You should not accept that you will never gain naturalization because you owe back taxes, and many applicants have still become legitimate American citizens even after owing back taxes to the IRS. Still, it is not as simple as getting lucky or catching the agent on a good day. If you want to strengthen your naturalization case, you must understand how to approach your application. 

How To Apply For Naturalization Owing Back Taxes 

  • Form N-400

Form N-400 is the document you need to fill out to begin the application process. This will include all expected information such as your name, date of birth, and other personal details. It will ask whether you have fulfilled your tax obligations in terms of paying taxes since you began working in the US under a Green Card or other employment scheme.

  • Honesty

When you reach this section of the form, you must exercise honesty. This honesty is crucial, even if you have not paid the taxes you owe to the government. 

Many applicants who fall under this category will ignore the question or lie. They are unsure of the consequences and will panic. At the very least, they will bend the truth or be purposely vague (lying by omission), hoping that they are not found out. However, this will never work, and the immigration officer will find out if you are not telling the truth. 

Therefore, you must be honest when filling out Form N-400. If you have a good reason for not paying taxes, then the immigration officer may understand your situation.
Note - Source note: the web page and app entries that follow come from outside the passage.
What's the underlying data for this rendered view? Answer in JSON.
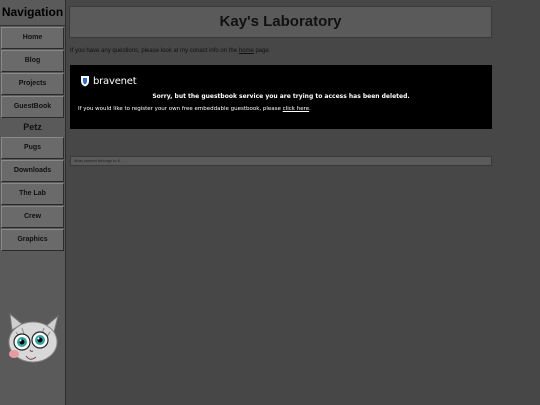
{
  "sidebar": {
    "title": "Navigation",
    "items": [
      {
        "label": "Home"
      },
      {
        "label": "Blog"
      },
      {
        "label": "Projects"
      },
      {
        "label": "GuestBook"
      }
    ],
    "section_label": "Petz",
    "section_items": [
      {
        "label": "Pugs"
      },
      {
        "label": "Downloads"
      },
      {
        "label": "The Lab"
      },
      {
        "label": "Crew"
      },
      {
        "label": "Graphics"
      }
    ]
  },
  "header": {
    "title": "Kay's Laboratory"
  },
  "contact": {
    "text_before": "If you have any questions, please look at my conact info on the ",
    "link": "home",
    "text_after": " page."
  },
  "guestbook": {
    "brand": "bravenet",
    "error": "Sorry, but the guestbook service you are trying to access has been deleted.",
    "register_text": "If you would like to register your own free embeddable guestbook, please ",
    "register_link": "click here",
    "register_end": "."
  },
  "footer": {
    "text": "Most content belongs to K."
  }
}
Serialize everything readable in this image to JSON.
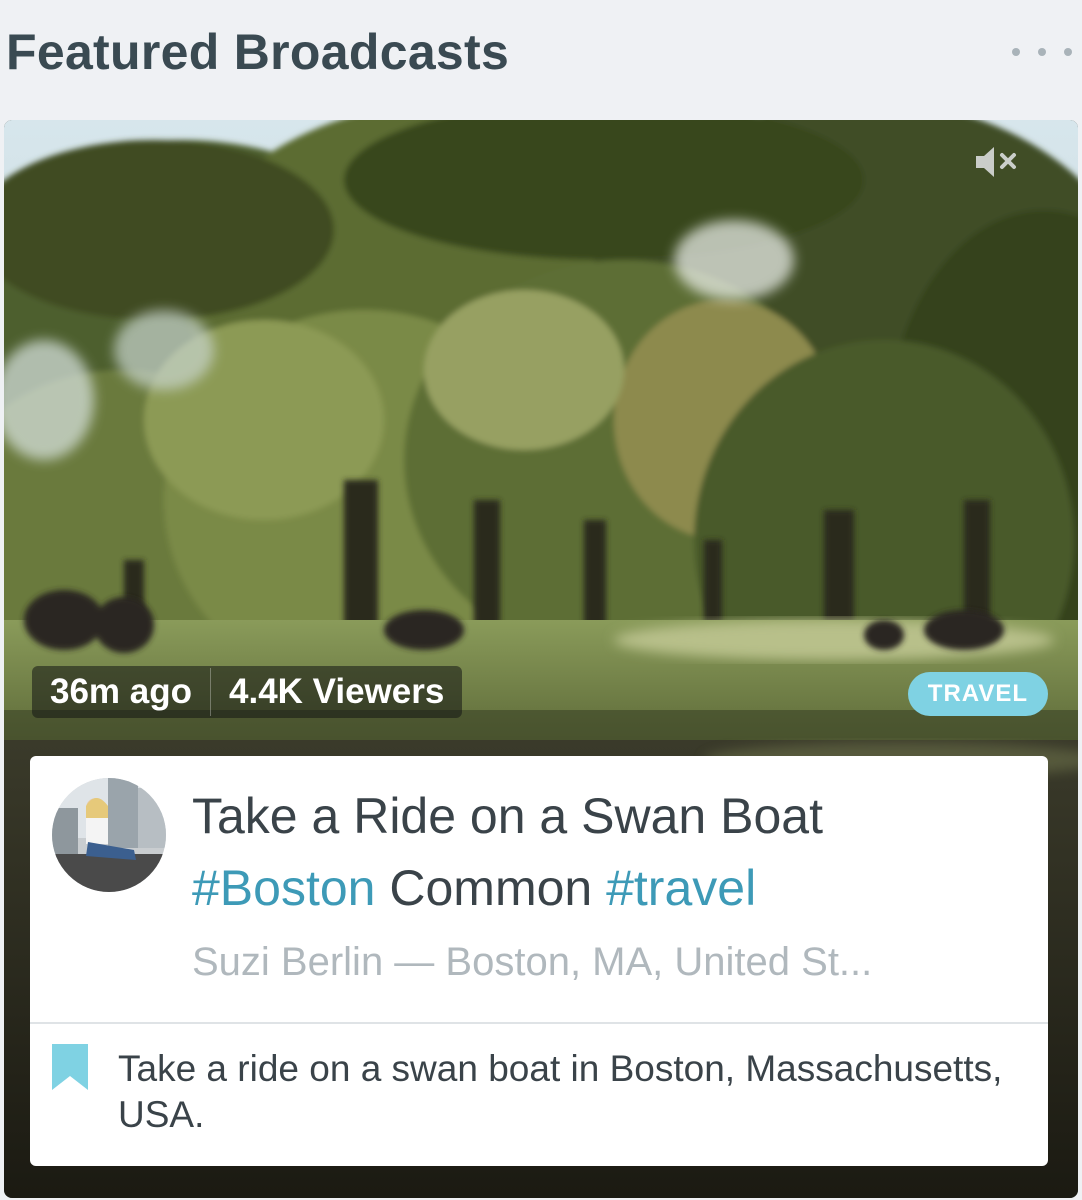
{
  "header": {
    "title": "Featured Broadcasts",
    "more_icon": "more-dots-icon"
  },
  "broadcast": {
    "mute_icon": "speaker-muted-icon",
    "time_ago": "36m ago",
    "viewers": "4.4K Viewers",
    "category": "TRAVEL",
    "title_parts": {
      "p1": "Take a Ride on a Swan Boat",
      "tag1": "#Boston",
      "p2": " Common ",
      "tag2": "#travel"
    },
    "byline": "Suzi Berlin — Boston, MA, United St...",
    "bookmark_icon": "bookmark-icon",
    "description": "Take a ride on a swan boat in Boston, Massachusetts, USA."
  },
  "colors": {
    "accent": "#3d9ab7",
    "badge": "#7fd2e3",
    "title_text": "#3a4a52",
    "muted_text": "#b0b8bd"
  }
}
Rather than barring you from citizenship for life, they can help you start the process of paying the taxes you owe. 

  • Payment

Even if you have not paid the taxes you owe at the time of your application, you can begin paying them back to demonstrate Good Moral Character. If you have been unemployed, low on funds, or have not filed a tax return, you have the opportunity to rectify any mistakes that will help your application. 

Typically, this involves paying the basic amount of taxes owed along with any fees or penalties for filing after the deadline. 

If you still cannot afford to pay your taxes, we can help you set up a installment agreement with the IRS. Depending on your situation, you have three payment options. These are: 

  • 120 Day payment extension 
  • Installment Plan 1 (sub-$25K liability)
  • Installment Plan 2 (over $25K liability)
  • Complying 

If you prove that you are happy to comply with the immigration officer and any regulations outlined by the USCIS, you can increase your chances of being granted citizenship, even before the taxes are paid off in full. Your immigration officer may consider this compliance as evidence of Good Moral Character. However, this is not always certain, so do not rely on it entirely, as it is at the immigration officer’s discretion assigned to your case. 

  • Assistance 

As nothing is set in stone even after making late payments or setting up a payment plan with the IRS, your best options are to speak with an immigration attorney and tax professional. Your situation is unlikely to be unique, so they should have all the experience necessary to offer advice. They can help you collect evidence proving Good Moral Character and assist in writing a persuasive letter to increase your chances of a successful application.

If You Do Not File Your Taxes

As crucial as paying taxes are, some people will flat-out refuse to pay them no matter the consequences. 

While you can still legally reside in the US even if you do not pay your taxes through an employment scheme, the chances of citizenship approval are low. Many immigration officers would tell you such chances are zero.

The USCIS wants to grant citizenship to everyone who could benefit from it, but this also means they do not want tax evaders to become naturalized citizens. Therefore, refusal to pay taxes will work against you in your application. 

Although everyone has a different situation and sometimes cannot pay taxes due to financial hardship or extenuating circumstances, there is still no excuse for not informing the IRS. If the IRS is unaware of your situation, they cannot grant relief or offer assistance. Therefore, it is of paramount importance that you file your taxes where possible and arrange payment plans to help you become a naturalized American citizen.